An inflatable metal balloon assumed to be spherical with radius R is charged to a potential of 1000 V. After all the wires and batteries are disconnected, the balloon is inflated to a new radius 2R. Does the potential of the balloon change as it is inflated? If so, by what factor? If not, why not?
V(pt. charge) = kQ/R
The Attempt at a Solution

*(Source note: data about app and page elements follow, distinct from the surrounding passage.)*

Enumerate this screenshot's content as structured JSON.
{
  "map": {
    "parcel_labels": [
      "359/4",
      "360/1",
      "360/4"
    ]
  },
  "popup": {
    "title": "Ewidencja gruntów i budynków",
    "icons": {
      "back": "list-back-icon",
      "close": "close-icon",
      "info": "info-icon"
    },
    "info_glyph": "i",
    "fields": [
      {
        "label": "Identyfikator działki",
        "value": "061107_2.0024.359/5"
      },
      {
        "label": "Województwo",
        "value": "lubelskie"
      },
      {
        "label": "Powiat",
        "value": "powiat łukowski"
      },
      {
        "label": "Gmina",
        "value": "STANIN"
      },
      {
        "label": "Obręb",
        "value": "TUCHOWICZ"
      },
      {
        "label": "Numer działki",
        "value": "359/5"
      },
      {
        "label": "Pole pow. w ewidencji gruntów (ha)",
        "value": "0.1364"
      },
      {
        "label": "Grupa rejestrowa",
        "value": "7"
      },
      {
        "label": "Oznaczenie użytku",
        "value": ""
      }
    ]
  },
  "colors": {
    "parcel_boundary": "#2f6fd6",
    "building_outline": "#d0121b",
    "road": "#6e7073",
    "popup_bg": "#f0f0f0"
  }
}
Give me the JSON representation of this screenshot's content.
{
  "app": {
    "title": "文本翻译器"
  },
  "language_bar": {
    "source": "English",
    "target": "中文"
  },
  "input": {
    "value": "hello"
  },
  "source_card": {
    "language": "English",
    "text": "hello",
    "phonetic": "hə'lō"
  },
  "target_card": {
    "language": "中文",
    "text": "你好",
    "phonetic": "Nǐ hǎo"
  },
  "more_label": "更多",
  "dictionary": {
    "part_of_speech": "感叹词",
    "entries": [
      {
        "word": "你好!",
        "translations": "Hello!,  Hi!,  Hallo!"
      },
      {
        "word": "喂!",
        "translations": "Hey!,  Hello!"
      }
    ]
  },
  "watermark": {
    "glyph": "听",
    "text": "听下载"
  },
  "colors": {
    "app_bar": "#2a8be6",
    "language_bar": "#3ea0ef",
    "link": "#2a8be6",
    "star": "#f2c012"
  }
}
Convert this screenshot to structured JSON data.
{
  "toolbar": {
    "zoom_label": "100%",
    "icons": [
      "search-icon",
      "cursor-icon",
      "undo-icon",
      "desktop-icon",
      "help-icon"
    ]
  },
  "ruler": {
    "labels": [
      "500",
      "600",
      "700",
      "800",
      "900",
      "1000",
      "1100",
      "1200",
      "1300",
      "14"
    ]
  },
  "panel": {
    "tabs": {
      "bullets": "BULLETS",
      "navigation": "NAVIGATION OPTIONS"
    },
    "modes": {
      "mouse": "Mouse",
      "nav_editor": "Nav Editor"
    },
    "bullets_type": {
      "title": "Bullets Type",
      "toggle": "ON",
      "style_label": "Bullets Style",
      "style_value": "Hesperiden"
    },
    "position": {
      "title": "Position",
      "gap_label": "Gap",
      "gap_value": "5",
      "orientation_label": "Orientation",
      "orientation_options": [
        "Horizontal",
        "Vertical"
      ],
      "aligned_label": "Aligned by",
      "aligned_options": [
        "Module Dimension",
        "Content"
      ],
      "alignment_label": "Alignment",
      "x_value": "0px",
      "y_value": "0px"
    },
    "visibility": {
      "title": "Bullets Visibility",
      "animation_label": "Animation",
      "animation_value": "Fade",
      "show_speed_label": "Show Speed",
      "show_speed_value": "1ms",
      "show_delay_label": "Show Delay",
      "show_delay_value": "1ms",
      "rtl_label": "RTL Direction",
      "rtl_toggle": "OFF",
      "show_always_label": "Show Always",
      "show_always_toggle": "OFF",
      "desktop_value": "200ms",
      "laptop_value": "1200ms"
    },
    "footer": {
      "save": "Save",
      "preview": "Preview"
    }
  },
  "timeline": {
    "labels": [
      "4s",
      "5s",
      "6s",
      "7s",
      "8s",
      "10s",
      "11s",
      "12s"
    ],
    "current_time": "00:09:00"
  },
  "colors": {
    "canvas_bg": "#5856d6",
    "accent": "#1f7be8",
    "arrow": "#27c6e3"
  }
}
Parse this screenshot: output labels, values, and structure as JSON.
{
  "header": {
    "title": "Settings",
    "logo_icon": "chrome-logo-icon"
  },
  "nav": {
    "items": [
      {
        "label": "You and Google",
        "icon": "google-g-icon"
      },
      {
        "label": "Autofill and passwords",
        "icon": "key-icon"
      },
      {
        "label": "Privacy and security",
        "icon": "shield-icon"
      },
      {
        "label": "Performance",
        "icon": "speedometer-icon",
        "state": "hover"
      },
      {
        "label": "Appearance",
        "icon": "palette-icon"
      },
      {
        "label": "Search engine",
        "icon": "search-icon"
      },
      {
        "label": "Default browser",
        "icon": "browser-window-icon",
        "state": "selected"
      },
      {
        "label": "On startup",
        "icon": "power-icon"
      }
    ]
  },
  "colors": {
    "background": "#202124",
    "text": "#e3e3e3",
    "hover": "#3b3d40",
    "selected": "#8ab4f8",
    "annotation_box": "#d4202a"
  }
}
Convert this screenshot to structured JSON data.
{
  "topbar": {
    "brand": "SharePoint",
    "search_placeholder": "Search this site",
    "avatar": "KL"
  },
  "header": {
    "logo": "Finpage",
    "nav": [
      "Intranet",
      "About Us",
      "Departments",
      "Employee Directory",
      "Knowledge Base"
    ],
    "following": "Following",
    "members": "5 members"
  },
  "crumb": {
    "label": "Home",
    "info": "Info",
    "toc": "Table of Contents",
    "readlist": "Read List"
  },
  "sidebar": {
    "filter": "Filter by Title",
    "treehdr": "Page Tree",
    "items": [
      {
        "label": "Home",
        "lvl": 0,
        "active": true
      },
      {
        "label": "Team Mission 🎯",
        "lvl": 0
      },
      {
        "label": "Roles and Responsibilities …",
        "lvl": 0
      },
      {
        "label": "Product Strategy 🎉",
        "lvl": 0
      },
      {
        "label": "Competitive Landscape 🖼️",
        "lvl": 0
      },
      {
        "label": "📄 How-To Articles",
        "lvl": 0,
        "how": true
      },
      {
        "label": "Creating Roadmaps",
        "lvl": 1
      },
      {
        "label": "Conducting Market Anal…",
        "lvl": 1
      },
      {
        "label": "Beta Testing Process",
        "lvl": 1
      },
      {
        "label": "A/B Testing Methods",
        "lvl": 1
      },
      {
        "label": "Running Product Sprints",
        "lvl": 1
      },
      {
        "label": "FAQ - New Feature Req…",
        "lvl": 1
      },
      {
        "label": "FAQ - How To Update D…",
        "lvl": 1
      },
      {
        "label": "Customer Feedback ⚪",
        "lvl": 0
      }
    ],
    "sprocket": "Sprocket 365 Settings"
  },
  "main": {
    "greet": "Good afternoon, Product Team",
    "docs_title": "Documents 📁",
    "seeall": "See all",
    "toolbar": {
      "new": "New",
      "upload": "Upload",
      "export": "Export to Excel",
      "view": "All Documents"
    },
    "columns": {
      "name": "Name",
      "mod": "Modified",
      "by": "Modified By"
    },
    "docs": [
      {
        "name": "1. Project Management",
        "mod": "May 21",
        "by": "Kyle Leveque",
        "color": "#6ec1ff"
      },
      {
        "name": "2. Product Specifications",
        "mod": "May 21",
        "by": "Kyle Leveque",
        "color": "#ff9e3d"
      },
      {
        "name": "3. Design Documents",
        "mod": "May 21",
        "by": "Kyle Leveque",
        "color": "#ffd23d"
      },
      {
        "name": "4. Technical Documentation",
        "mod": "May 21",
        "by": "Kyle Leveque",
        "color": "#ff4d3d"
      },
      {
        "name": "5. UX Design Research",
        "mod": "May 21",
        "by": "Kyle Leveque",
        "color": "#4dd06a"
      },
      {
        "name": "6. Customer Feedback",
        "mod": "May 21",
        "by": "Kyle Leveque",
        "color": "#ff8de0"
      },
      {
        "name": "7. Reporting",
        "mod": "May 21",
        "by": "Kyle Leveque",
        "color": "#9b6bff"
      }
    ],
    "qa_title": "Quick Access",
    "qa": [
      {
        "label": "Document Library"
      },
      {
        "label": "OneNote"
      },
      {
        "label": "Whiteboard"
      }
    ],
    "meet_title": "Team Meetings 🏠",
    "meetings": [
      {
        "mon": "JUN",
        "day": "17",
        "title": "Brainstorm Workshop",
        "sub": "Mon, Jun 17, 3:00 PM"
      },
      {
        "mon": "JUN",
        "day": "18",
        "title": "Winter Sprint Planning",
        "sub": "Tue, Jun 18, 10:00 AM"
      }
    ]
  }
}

I think the answer should be that yes, V does change by a factor of 1/2 since R increases by 2 and V is proportional to 1/R. However, I also want to think the potential is infinite at a point on the sphere. I think I understand that we can treat the sphere as a point charge, but what I don't understand is what happens when a charged particle is on the sphere. Why doesn't potential go to infinity? It seems that since the distance between some bit charge dQ of the sphere and the test charge is 0 this would blow up to infinity. I'm probably over-thinking the question but I seem to have dug myself into a hole of thorough confusion. Can someone help explain this to me? Any help is appreciated!